Learning WML - Variables and Scripting, Page 2
The <select> and <option> Elements
Each <option> element within a <select> can also set variables. When the user selects an option, that option's "value" parameter is stored in the variable specified by the select's name parameter. Although it sounds convoluted, it is pretty straightforward in practice. The following example would store the selected color's hex value in the variable "color":
<select name="color"> <option value="#FF0000">Red</option> <option value="#00FF00">Green</option> <option value="#0000FF">Blue</option> </select>
For example, if the user selected "Green," the variable "color" would be set to "#00FF00".
The <setvar> Element

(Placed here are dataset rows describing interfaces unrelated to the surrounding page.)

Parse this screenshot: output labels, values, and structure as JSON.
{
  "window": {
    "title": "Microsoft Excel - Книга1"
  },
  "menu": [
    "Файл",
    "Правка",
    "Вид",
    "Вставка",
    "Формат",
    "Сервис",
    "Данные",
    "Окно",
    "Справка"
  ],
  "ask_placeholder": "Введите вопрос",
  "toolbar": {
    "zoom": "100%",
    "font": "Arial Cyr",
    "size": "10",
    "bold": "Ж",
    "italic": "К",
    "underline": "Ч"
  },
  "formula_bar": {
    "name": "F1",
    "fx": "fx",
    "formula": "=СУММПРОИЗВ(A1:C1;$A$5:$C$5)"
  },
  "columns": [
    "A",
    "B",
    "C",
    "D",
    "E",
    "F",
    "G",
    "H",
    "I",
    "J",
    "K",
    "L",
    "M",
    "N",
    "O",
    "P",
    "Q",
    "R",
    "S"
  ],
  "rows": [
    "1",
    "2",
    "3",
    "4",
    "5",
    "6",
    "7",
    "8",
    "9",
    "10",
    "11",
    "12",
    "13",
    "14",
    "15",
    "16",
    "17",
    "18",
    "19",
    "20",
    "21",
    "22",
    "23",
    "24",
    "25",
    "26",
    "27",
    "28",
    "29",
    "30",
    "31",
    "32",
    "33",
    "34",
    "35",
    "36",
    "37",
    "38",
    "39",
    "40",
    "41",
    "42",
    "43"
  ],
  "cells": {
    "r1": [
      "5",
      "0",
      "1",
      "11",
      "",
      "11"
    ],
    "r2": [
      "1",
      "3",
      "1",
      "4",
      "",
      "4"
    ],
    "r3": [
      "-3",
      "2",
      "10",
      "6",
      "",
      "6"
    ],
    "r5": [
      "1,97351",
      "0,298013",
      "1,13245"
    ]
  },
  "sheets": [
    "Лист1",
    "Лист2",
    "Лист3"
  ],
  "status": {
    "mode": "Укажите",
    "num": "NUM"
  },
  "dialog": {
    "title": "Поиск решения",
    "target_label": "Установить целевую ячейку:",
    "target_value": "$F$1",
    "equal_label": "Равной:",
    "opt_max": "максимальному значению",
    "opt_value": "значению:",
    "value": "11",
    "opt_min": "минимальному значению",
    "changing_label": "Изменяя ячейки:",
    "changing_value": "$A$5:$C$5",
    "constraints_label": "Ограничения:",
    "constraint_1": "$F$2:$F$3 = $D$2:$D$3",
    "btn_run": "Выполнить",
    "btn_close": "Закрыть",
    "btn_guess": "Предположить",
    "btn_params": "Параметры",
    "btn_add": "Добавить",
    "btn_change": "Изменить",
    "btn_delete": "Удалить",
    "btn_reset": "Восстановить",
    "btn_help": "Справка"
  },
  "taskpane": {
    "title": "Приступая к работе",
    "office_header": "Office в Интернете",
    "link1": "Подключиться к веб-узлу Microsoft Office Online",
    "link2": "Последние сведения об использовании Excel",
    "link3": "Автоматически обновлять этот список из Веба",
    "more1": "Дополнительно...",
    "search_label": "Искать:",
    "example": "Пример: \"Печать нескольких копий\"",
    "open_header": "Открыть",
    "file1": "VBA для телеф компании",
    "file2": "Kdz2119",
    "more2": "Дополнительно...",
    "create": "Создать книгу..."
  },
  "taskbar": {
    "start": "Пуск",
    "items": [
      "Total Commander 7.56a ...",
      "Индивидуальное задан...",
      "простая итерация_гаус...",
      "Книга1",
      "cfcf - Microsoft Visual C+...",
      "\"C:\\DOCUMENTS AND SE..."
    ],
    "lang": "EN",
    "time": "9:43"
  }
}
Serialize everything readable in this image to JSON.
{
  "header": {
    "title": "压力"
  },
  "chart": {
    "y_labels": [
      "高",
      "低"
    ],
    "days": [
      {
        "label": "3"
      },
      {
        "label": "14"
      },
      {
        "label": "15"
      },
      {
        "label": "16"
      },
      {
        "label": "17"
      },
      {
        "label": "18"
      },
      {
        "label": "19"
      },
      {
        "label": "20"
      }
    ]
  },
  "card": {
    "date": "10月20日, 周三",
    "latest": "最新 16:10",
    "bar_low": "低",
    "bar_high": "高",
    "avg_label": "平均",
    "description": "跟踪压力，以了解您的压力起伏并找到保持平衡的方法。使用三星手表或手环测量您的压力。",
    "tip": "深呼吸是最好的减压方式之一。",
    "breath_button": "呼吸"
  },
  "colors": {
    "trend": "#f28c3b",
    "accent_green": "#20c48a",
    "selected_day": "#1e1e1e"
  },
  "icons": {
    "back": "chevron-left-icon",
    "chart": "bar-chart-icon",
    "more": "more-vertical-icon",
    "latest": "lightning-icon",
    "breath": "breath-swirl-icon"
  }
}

The <setvar> element is perhaps the most pure of the variable-setting elements, because it serves the sole purpose of simply setting a variable. In the following example, the variable "color" is set to "Green":
<setvar name="color" value="Green" />
The use of <setvar> is complicated by the fact that it can only be executed upon a <go>, <prev>, or <refresh> action. As such, you cannot simply embed a <setvar> anywhere you need to set a variable. It is common practice to set variables before moving to a card where you will need them, by embedding the proper <setvar> elements within the corresponding <go> or other action element.
If you need to set variables for the current card and doing so from a previous page is impractical (for example, for the first card displayed in the deck), you can use <onevent> and <refresh> elements to force a <setvar> to execute: For example, the following code will set the appropriate variables when the user enters this card from a forward direction:
<card id="card1"> <onevent type="onenterforward"> <refresh> <setvar . . . /> <setvar . . . /> </refresh> </onevent>
Note: Unlike the other elements above, the <setvar> element sets the value of the specified variable whether or not it has previously been assigned a value.
Variables are very flexible and can be used in a variety of ways. You can store the results of user choices or status flags, display variable text, etc. Using the <postfield> element, you can even pass a variable's value to an external program.
The <postfield> element defines a name/value pair to be sent to the HTTP server with the next <go>. The <postfield> element is encapsulated within <go> elements as follows:
<go . . . > <postfield name="name" value="value" /> . . . </go>
The <go> element can include an optional "method" parameter that can be set to "get" or "post," which determines how the variable/value pairs are sent to the server. There are many differences between the two methods, but generally speaking "get" encodes the pairs in the calling URL while "post" sends the pairs in the body of the calling message. Of the two, "post" should be used wherever possible because it is more robust.
Using this method, you can pass values to CGI scripts or other external applications. For example, the following example passes the name/value pair color/Red to colorselect.cgi:
<go href="colorselect.cgi"> <postfield name="color" value="Red" /> </go>
Note that the "value" attribute is mandatory and is not ignored if the variable has been set previously. To send a value of a variable that has been set elsewhere, use the variable tag as the "value" attribute. For example, the following code will send the current value of the color variable:
<postfield name="color" value="$(color)" />
Note: You can also include variables in the URL of <go> and other navigation elements by using the standard "?name=value" notation:
<go href="colorselect.cgi?color=$(color) />
As flexible as variables are, they only serve a static purpose on their own. Although you can store a variety of information, no decision-making ability is provided to set variables or make decisions regarding the status of variables within standard WML. However, you can extend the use of variables by using WMLScript to complement your WML code.
Page 2 of 3